So she wrote, communed with God and with Virginia, and after a series of lower-stakes releases she returns with American Drift, which is out August 7. It’s a philosophically dense scrap sculpture pulling influence, according to Crampton, from critically ignored sources as disparate as crunk artists, local geographical features, Bolivian metal, and queer theory. “I try to pull from these shadowy places, from these shadowy legacies that have made me,” she says. “[I’m] pointing back to these names, to these people of influence, to bring them to light and to recalibrate them with myself into a history that kind of shatters right out of this history that we’re in, that kind of ignores those bodies, rejects those stories.”
It’s this sort of politically engaged, personally rooted art that’s left Crampton at the borders of a number of scenes. She’s not quite a dance producer — the message is too important to be relegated to the club or workout playlists — and her work’s just a hair too intentionally abstract to make her a full-on academic, even though she was recently invited to perform and speak at Yale. “I love performing live,” she says, “but right now the music I make and just the way I do it, it was never working.” Part of that disconnect comes from an aesthetic that’s diametrically opposed to club music’s rules (“It has to have a clean BPM and the drums have to be machismo-engineer-nerd perfect”) and part is a conscious rejection of the space as it exists today, where she says she can feel “isolated.”
“Clubs [are] not enough,” she explains. “I want the club to evolve, especially in America too.

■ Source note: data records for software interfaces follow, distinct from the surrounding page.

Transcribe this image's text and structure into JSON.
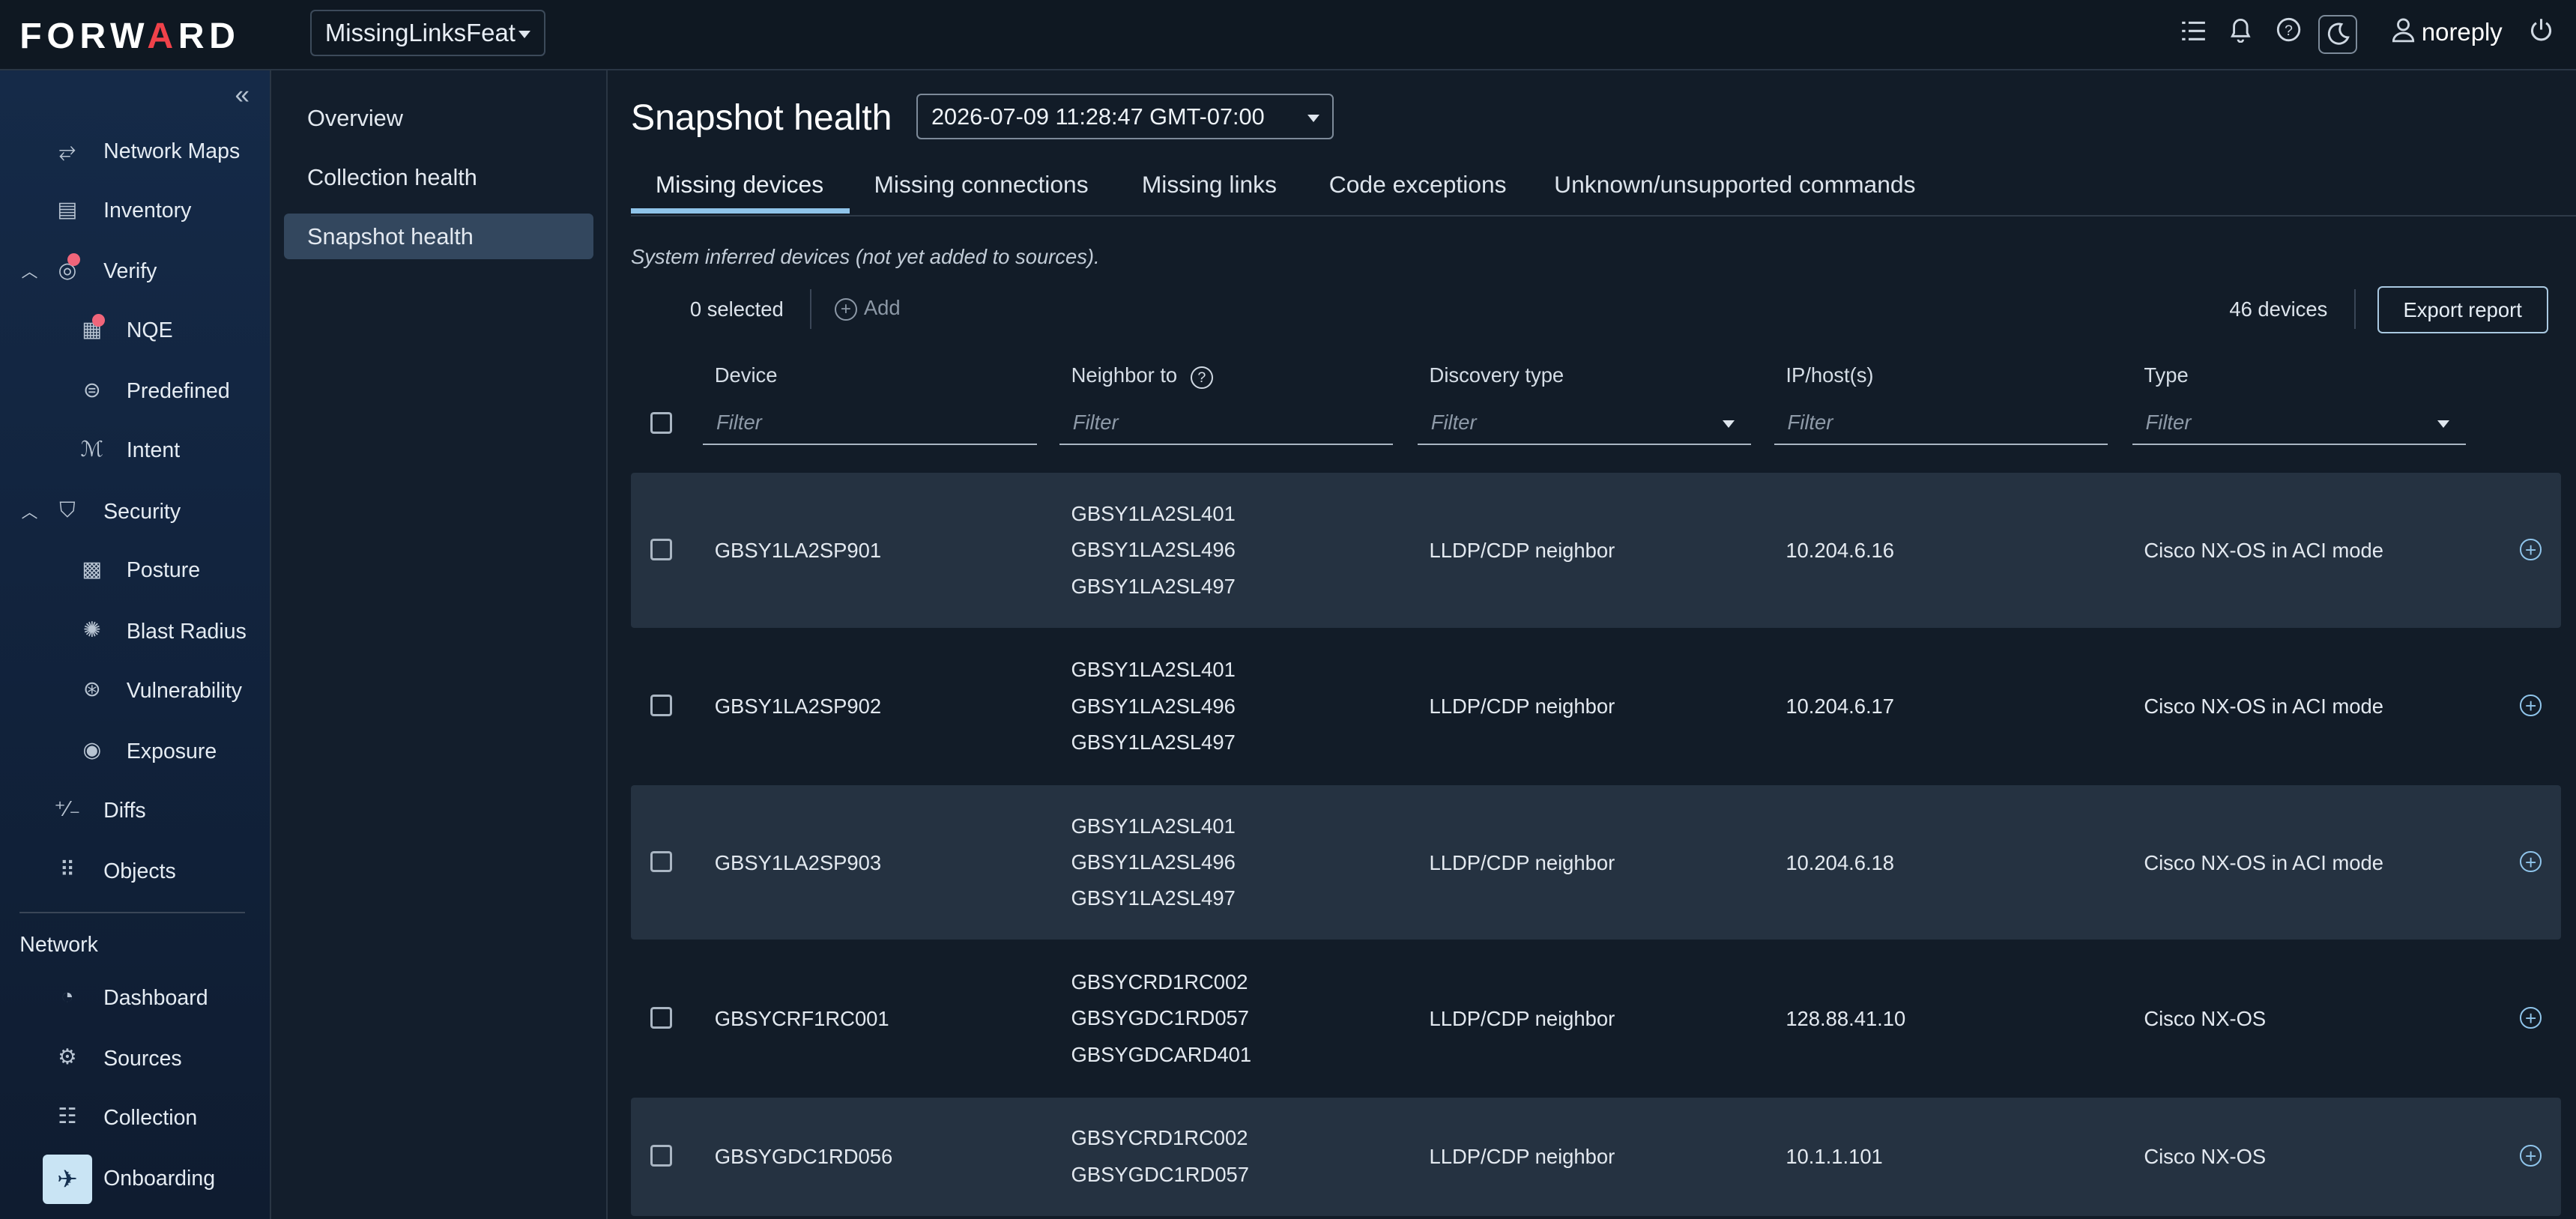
{
  "app": {
    "logo": "FORWARD",
    "workspace": "MissingLinksFeat",
    "user": "noreply"
  },
  "top_icons": [
    "list-icon",
    "bell-icon",
    "help-icon",
    "moon-icon",
    "user-icon",
    "power-icon"
  ],
  "sidebar": {
    "items": [
      {
        "label": "Network Maps",
        "icon": "network-maps-icon"
      },
      {
        "label": "Inventory",
        "icon": "inventory-icon"
      },
      {
        "label": "Verify",
        "icon": "verify-icon"
      },
      {
        "label": "NQE",
        "icon": "nqe-icon"
      },
      {
        "label": "Predefined",
        "icon": "predefined-icon"
      },
      {
        "label": "Intent",
        "icon": "intent-icon"
      },
      {
        "label": "Security",
        "icon": "shield-icon"
      },
      {
        "label": "Posture",
        "icon": "posture-icon"
      },
      {
        "label": "Blast Radius",
        "icon": "blast-radius-icon"
      },
      {
        "label": "Vulnerability",
        "icon": "vulnerability-icon"
      },
      {
        "label": "Exposure",
        "icon": "exposure-icon"
      },
      {
        "label": "Diffs",
        "icon": "diffs-icon"
      },
      {
        "label": "Objects",
        "icon": "objects-icon"
      }
    ],
    "section_network": "Network",
    "network_items": [
      {
        "label": "Dashboard",
        "icon": "dashboard-icon"
      },
      {
        "label": "Sources",
        "icon": "sources-icon"
      },
      {
        "label": "Collection",
        "icon": "collection-icon"
      },
      {
        "label": "Onboarding",
        "icon": "onboarding-icon"
      }
    ]
  },
  "subnav": {
    "items": [
      "Overview",
      "Collection health",
      "Snapshot health"
    ],
    "active": "Snapshot health"
  },
  "main": {
    "title": "Snapshot health",
    "snapshot": "2026-07-09 11:28:47 GMT-07:00",
    "tabs": [
      "Missing devices",
      "Missing connections",
      "Missing links",
      "Code exceptions",
      "Unknown/unsupported commands"
    ],
    "active_tab": "Missing devices",
    "hint": "System inferred devices (not yet added to sources).",
    "selected": "0 selected",
    "add_label": "Add",
    "device_count": "46 devices",
    "export_label": "Export report",
    "columns": [
      "Device",
      "Neighbor to",
      "Discovery type",
      "IP/host(s)",
      "Type"
    ],
    "filter_placeholder": "Filter",
    "rows": [
      {
        "device": "GBSY1LA2SP901",
        "neighbors": [
          "GBSY1LA2SL401",
          "GBSY1LA2SL496",
          "GBSY1LA2SL497"
        ],
        "discovery": "LLDP/CDP neighbor",
        "ip": "10.204.6.16",
        "type": "Cisco NX-OS in ACI mode"
      },
      {
        "device": "GBSY1LA2SP902",
        "neighbors": [
          "GBSY1LA2SL401",
          "GBSY1LA2SL496",
          "GBSY1LA2SL497"
        ],
        "discovery": "LLDP/CDP neighbor",
        "ip": "10.204.6.17",
        "type": "Cisco NX-OS in ACI mode"
      },
      {
        "device": "GBSY1LA2SP903",
        "neighbors": [
          "GBSY1LA2SL401",
          "GBSY1LA2SL496",
          "GBSY1LA2SL497"
        ],
        "discovery": "LLDP/CDP neighbor",
        "ip": "10.204.6.18",
        "type": "Cisco NX-OS in ACI mode"
      },
      {
        "device": "GBSYCRF1RC001",
        "neighbors": [
          "GBSYCRD1RC002",
          "GBSYGDC1RD057",
          "GBSYGDCARD401"
        ],
        "discovery": "LLDP/CDP neighbor",
        "ip": "128.88.41.10",
        "type": "Cisco NX-OS"
      },
      {
        "device": "GBSYGDC1RD056",
        "neighbors": [
          "GBSYCRD1RC002",
          "GBSYGDC1RD057"
        ],
        "discovery": "LLDP/CDP neighbor",
        "ip": "10.1.1.101",
        "type": "Cisco NX-OS"
      }
    ]
  }
}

The space can actually facilitate more — where it’s kind of scholastic and people can talk big and think big, but it’s not sponsored by a museum. I would hope to see that evolve so that people who don’t fit into that paradigm can really uncover their voices.” She repeats this sort of aspirational talk throughout the rest of our conversation, envisioning utopia, hanging onto hope despite claiming to be a “very pessimistic person.” It’s possible to imagine a better world, even if she’s not exactly sure where she’s going to be living in it.
Listen to American Drift up above in advance of its August 7 release on Blueberry Records.
Correction: An earlier version of this article incorrectly implied that Montemorelos is in New Mexico. It is in Nuevo León, Mexico.